§ Instructions to follow
Every line with the word "desc" in it should be extracted from the data that follows.

§ Data for processing
· · · · ·

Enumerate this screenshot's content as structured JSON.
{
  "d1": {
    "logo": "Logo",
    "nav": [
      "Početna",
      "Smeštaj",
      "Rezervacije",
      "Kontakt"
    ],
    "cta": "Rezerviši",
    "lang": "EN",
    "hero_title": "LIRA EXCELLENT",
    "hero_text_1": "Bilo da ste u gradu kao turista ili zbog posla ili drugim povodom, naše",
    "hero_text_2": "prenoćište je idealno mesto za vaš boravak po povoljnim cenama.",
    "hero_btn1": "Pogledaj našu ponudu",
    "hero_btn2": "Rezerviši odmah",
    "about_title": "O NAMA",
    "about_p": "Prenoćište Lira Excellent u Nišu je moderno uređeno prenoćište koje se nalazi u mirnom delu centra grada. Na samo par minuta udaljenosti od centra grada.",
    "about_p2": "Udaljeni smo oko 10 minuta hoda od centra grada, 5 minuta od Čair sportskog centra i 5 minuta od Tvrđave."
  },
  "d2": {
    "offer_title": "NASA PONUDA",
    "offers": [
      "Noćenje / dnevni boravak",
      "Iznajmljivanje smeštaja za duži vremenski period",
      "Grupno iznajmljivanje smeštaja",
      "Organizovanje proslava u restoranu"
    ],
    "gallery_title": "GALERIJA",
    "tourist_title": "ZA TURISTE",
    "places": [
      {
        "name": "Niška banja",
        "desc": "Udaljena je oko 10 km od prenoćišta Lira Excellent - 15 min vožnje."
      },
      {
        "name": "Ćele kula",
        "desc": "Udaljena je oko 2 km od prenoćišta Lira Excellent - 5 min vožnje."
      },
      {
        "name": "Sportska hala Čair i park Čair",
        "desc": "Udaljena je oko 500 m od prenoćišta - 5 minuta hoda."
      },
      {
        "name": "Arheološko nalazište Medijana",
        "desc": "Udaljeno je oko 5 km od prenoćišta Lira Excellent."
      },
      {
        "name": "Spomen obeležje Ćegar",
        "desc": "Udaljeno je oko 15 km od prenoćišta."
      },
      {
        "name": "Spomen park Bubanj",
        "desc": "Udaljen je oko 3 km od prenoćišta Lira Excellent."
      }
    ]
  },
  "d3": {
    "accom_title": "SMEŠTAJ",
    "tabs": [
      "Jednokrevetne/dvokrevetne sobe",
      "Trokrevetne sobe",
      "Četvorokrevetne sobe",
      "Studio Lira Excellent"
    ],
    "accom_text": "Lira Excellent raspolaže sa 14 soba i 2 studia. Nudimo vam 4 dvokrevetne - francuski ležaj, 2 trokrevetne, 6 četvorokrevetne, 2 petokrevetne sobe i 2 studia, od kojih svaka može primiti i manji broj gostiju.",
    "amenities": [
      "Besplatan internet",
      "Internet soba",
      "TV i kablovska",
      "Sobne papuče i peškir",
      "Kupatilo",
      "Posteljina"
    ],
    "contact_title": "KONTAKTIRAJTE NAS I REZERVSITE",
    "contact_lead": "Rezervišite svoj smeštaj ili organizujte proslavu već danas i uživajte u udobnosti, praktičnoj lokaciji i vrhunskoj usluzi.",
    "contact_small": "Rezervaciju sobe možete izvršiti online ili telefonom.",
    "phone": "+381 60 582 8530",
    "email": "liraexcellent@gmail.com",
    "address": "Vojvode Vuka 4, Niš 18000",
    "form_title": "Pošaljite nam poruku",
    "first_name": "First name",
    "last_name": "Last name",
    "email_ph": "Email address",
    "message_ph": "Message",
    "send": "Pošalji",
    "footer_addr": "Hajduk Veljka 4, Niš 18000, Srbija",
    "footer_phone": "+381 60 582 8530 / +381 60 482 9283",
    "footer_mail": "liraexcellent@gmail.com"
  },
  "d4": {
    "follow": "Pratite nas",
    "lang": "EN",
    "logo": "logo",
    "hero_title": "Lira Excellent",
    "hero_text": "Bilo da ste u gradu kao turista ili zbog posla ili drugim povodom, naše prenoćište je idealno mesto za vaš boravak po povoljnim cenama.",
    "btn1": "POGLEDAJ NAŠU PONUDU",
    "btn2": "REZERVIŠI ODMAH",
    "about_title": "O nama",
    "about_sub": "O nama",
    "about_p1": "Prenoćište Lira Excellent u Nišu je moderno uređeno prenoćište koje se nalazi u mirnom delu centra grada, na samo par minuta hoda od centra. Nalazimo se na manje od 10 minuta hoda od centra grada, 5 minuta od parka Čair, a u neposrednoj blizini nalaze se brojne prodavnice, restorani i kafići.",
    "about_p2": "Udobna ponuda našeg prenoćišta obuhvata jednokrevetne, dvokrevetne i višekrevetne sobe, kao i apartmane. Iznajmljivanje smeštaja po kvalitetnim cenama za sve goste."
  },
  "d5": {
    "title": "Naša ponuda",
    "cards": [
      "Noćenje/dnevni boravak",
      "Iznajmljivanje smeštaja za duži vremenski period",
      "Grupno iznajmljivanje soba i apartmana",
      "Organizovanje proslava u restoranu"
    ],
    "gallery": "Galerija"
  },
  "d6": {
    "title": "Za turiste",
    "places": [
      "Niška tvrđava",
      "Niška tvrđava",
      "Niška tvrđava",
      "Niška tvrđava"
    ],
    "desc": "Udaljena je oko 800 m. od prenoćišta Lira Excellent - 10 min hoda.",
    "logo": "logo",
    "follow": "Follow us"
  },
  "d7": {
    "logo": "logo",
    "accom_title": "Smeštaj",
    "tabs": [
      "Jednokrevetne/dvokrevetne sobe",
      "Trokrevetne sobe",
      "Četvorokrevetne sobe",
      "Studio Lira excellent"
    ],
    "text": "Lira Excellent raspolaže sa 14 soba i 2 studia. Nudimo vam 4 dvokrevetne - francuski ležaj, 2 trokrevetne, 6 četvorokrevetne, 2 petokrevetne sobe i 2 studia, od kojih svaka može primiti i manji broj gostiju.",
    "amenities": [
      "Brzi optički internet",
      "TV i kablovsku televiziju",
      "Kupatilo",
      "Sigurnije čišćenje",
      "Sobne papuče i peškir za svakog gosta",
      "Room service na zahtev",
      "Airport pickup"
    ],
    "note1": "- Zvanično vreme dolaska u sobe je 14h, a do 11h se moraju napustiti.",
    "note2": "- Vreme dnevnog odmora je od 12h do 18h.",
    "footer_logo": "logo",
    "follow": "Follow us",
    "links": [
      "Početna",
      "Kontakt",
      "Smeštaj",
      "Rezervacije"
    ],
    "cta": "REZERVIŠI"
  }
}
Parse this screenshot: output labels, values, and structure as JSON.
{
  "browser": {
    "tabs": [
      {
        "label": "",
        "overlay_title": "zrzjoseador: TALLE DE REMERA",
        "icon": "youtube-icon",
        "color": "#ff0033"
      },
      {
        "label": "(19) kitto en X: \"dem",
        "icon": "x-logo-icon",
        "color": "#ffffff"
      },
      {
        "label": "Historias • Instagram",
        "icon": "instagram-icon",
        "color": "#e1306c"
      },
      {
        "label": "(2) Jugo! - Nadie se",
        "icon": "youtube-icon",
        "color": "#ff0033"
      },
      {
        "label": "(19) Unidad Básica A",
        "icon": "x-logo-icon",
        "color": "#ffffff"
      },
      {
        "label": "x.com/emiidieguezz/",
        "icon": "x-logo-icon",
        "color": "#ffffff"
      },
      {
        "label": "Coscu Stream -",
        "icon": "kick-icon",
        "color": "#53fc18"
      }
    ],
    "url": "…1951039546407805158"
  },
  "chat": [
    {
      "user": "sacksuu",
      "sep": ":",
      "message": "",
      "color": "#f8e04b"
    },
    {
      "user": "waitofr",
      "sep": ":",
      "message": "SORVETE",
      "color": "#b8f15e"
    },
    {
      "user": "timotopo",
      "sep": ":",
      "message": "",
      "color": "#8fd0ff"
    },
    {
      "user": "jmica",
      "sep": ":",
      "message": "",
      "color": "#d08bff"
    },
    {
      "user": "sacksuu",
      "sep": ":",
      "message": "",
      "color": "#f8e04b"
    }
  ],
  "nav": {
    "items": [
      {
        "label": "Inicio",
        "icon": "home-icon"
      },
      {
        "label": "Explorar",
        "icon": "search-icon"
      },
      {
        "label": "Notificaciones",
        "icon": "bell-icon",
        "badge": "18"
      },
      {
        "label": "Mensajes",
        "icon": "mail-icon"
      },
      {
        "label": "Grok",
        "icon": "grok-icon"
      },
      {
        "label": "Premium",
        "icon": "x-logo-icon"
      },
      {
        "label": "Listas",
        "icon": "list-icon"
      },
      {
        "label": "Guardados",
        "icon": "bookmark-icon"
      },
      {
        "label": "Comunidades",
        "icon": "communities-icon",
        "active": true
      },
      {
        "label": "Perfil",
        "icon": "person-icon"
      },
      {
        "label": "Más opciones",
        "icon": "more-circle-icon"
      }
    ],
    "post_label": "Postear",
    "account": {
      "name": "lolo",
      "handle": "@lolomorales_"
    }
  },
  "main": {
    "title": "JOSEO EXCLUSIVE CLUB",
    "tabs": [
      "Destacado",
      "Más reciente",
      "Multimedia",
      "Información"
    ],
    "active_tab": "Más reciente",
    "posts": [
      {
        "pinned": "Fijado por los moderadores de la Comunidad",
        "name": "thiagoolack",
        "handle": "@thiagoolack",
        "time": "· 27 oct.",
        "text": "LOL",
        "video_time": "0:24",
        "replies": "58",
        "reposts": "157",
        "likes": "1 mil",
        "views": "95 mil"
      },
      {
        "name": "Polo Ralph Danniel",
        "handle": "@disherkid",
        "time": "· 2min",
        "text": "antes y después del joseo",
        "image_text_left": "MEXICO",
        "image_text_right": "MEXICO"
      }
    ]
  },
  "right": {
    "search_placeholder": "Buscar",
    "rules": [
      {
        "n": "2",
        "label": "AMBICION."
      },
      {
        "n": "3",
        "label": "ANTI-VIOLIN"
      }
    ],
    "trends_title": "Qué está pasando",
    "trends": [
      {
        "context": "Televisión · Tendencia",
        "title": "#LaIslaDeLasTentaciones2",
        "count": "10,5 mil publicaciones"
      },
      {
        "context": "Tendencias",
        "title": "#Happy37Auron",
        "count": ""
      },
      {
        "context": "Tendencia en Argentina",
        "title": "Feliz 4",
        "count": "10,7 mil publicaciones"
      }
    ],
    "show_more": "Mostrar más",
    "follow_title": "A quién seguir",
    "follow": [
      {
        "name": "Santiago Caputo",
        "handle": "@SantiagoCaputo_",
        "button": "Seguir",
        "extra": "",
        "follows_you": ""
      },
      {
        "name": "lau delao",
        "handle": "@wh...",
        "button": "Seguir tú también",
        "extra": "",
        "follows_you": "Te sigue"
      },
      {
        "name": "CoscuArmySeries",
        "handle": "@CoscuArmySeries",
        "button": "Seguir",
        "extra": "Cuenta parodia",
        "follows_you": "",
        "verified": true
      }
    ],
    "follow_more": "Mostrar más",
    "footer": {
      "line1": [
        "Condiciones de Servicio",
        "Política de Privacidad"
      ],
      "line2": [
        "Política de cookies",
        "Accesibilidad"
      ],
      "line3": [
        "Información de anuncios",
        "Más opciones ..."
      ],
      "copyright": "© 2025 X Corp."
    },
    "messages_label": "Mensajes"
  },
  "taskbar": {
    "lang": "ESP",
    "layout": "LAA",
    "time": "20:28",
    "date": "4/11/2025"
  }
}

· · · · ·

§ Your solution
        "desc": "Udaljena je oko 10 km od prenoćišta Lira Excellent - 15 min vožnje."
        "desc": "Udaljena je oko 2 km od prenoćišta Lira Excellent - 5 min vožnje."
        "desc": "Udaljena je oko 500 m od prenoćišta - 5 minuta hoda."
        "desc": "Udaljeno je oko 5 km od prenoćišta Lira Excellent."
        "desc": "Udaljeno je oko 15 km od prenoćišta."
        "desc": "Udaljen je oko 3 km od prenoćišta Lira Excellent."
    "desc": "Udaljena je oko 800 m. od prenoćišta Lira Excellent - 10 min hoda.",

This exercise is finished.